This is an important step forward, but it’s not enough for today’s workers. First, this change won’t help many of those who have to work too much. The Fair Labor Standards Act does not prohibit overtime but rather makes it more costly for employers to require long hours from at least for some of their employees. Paying more for that 41st hour of work certainly increases take-home pay and makes employers wary of requiring long hours, but it doesn’t mean people don’t have to put in extra time at work. 

These rules won’t help those who are compelled to put in “mandatory overtime.” These employees work extra hours, often with little or no advance notice, regardless of whether they want to or not. There’s very often no option to say no. It doesn’t matter whether this leaves you scrambling for childcare or having to miss the family dinner—again. 

But, it also doesn’t address one of the biggest issues scheduling issues for today’s workers, so-called “just-in-time scheduling.” Too many workers today have lost control over their own time. According to new data from University of Chicago professors Susan J. Lambert, Peter J. Fugiel, and Julia R. Henly, about four in ten young workers ages 26 to 32 know their work schedule a week or less in advance. This is because many employers finely calibrate employee schedules to match the vagaries of consumer demand. 

That study resonated with my life. When I visit my family on the West Coast, I reach out to my cousins so I can make sure to see them. But that can be near impossible. They never know their schedules and they cannot turn down work when they are offered it. It’s not just that they couldn’t live without the income from that shift; their bosses may not give them shifts or even fire them if they complain. Further, while they needed the money for school, but their unpredictable schedules made it hard to prioritize their class schedule. 

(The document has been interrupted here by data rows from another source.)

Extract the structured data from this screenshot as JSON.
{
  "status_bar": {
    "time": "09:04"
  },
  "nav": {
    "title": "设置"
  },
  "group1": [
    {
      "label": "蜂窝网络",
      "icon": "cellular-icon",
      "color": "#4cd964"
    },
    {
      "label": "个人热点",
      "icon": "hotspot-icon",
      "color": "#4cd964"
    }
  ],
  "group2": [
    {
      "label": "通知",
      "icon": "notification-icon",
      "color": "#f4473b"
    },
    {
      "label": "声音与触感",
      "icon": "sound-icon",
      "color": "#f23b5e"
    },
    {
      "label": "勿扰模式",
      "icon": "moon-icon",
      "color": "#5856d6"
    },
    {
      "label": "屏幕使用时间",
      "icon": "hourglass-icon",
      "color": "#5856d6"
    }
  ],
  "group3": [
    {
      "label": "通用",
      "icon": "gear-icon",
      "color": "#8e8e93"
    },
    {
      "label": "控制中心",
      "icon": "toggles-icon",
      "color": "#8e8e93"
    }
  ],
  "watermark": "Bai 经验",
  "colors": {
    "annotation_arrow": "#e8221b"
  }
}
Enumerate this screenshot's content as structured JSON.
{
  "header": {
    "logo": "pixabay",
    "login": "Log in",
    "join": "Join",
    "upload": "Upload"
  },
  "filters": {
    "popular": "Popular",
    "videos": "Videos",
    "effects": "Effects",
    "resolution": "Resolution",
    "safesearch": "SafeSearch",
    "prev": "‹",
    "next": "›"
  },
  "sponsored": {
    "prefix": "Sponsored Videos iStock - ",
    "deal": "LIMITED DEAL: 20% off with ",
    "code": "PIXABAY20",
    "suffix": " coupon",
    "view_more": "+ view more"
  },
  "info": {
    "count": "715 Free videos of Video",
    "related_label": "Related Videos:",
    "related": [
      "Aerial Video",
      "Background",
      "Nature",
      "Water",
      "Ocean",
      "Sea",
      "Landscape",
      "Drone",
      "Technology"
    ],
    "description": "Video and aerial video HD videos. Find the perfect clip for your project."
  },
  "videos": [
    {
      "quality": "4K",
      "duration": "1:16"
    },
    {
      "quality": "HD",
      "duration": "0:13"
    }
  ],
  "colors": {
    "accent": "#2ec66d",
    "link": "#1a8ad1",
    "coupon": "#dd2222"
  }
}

Just-in-time scheduling and mandatory overtime (paid and unpaid) push all the responsibility for adjusting to unusual schedules onto workers and their families. This reduces worker’s control over their schedule and work-time, exacerbating conflicts between work and family life affects the economic cycle by reducing job satisfaction, increasing stress, and limiting—and making unpredictable—time for family, which in turn increases workplace turnover and lowering productivity. 

The Department of Labor asked the public to comment on their new overtime rules for salaried workers, with those comments due on the eve of the Labor Day weekend. Advocates fear that a backlash from employers could gut the rule or even prevent it from happening. These are important new rules and should be put in place. But workers also need rules that give us all more control over our time. The Schedules That Work Act proposes a set of reforms that would give workers more predictable and stable schedules. It would give employees the right to ask their employer for a flexible schedule—without fear of retaliation—and would require employers do more to give their employees predictable schedules. 

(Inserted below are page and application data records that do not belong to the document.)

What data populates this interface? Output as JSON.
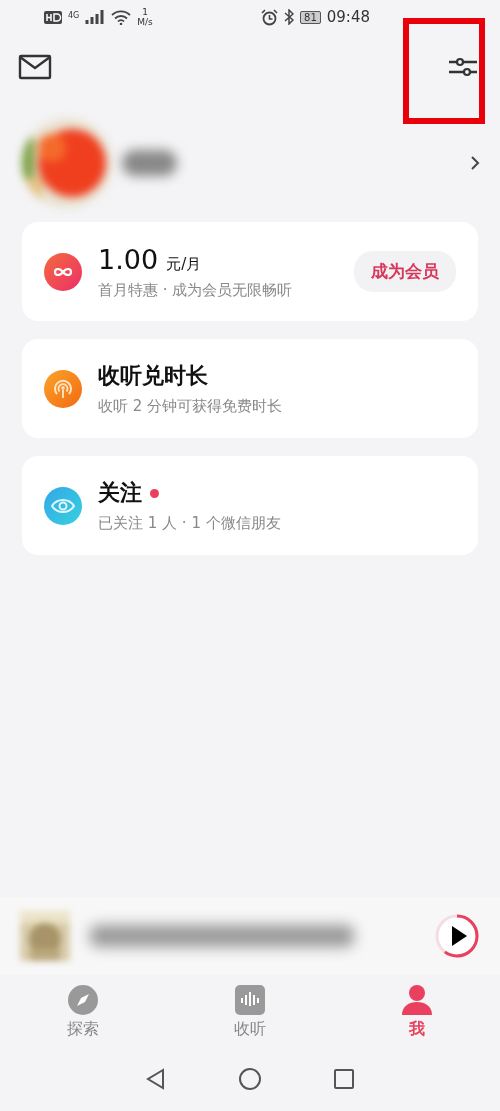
{
  "status_bar": {
    "network": "4G",
    "speed_value": "1",
    "speed_unit": "M/s",
    "battery": "81",
    "time": "09:48"
  },
  "top_bar": {
    "settings": {
      "highlighted": true
    }
  },
  "cards": [
    {
      "kind": "vip",
      "price": "1.00",
      "unit": "元/月",
      "subtitle": "首月特惠 · 成为会员无限畅听",
      "button": "成为会员",
      "dot": false
    },
    {
      "kind": "listen",
      "title": "收听兑时长",
      "subtitle": "收听 2 分钟可获得免费时长",
      "dot": false
    },
    {
      "kind": "follow",
      "title": "关注",
      "subtitle": "已关注 1 人 · 1 个微信朋友",
      "dot": true
    }
  ],
  "tabs": [
    {
      "kind": "explore",
      "label": "探索",
      "selected": false
    },
    {
      "kind": "listen",
      "label": "收听",
      "selected": false
    },
    {
      "kind": "me",
      "label": "我",
      "selected": true
    }
  ]
}
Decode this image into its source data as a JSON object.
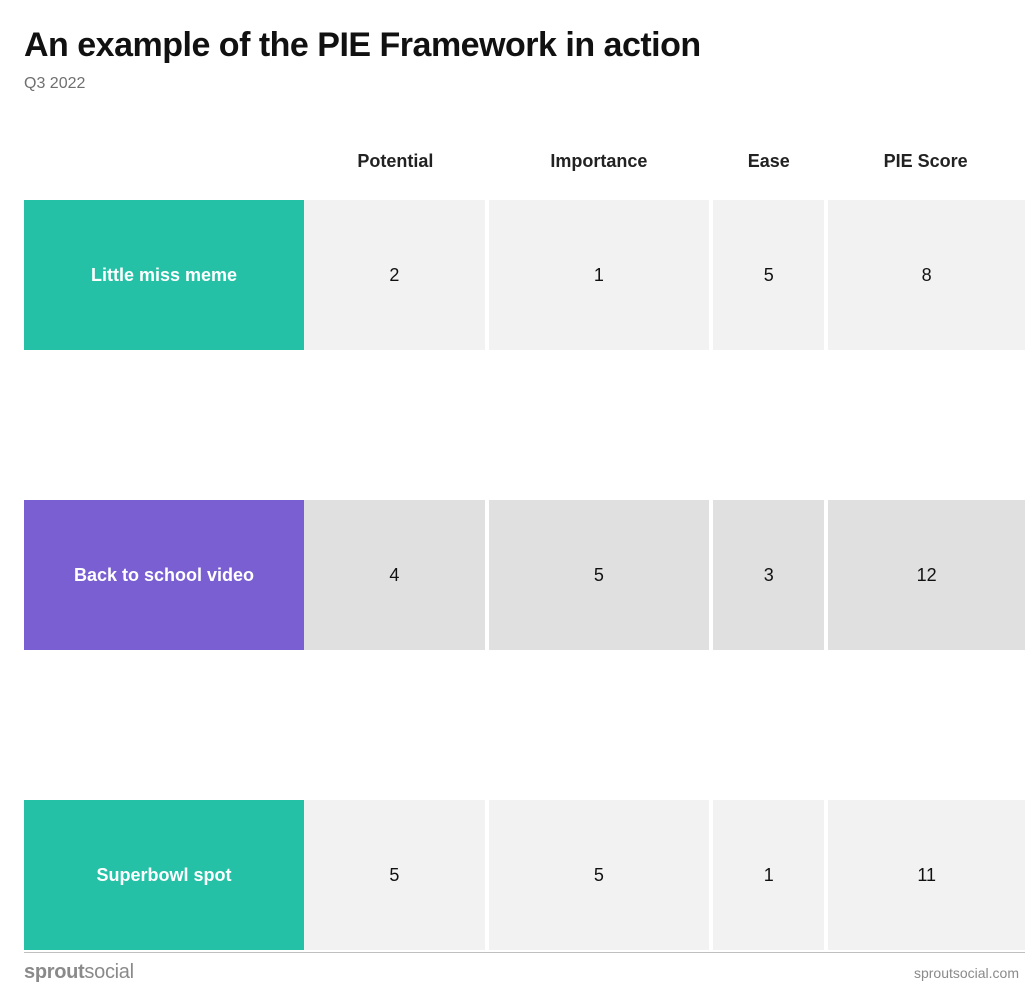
{
  "title": "An example of the PIE Framework in action",
  "subtitle": "Q3 2022",
  "columns": [
    "Potential",
    "Importance",
    "Ease",
    "PIE Score"
  ],
  "rows": [
    {
      "name": "Little miss meme",
      "color": "teal",
      "values": [
        2,
        1,
        5,
        8
      ]
    },
    {
      "name": "Back to school video",
      "color": "purple",
      "values": [
        4,
        5,
        3,
        12
      ]
    },
    {
      "name": "Superbowl spot",
      "color": "teal",
      "values": [
        5,
        5,
        1,
        11
      ]
    }
  ],
  "brand_bold": "sprout",
  "brand_rest": "social",
  "site": "sproutsocial.com",
  "chart_data": {
    "type": "table",
    "title": "An example of the PIE Framework in action",
    "subtitle": "Q3 2022",
    "columns": [
      "Potential",
      "Importance",
      "Ease",
      "PIE Score"
    ],
    "rows": [
      {
        "name": "Little miss meme",
        "values": [
          2,
          1,
          5,
          8
        ]
      },
      {
        "name": "Back to school video",
        "values": [
          4,
          5,
          3,
          12
        ]
      },
      {
        "name": "Superbowl spot",
        "values": [
          5,
          5,
          1,
          11
        ]
      }
    ]
  }
}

In short, it would give us all back a little control over our time.

Boushey is executive director and chief economist at the Washington Center for Equitable Growth.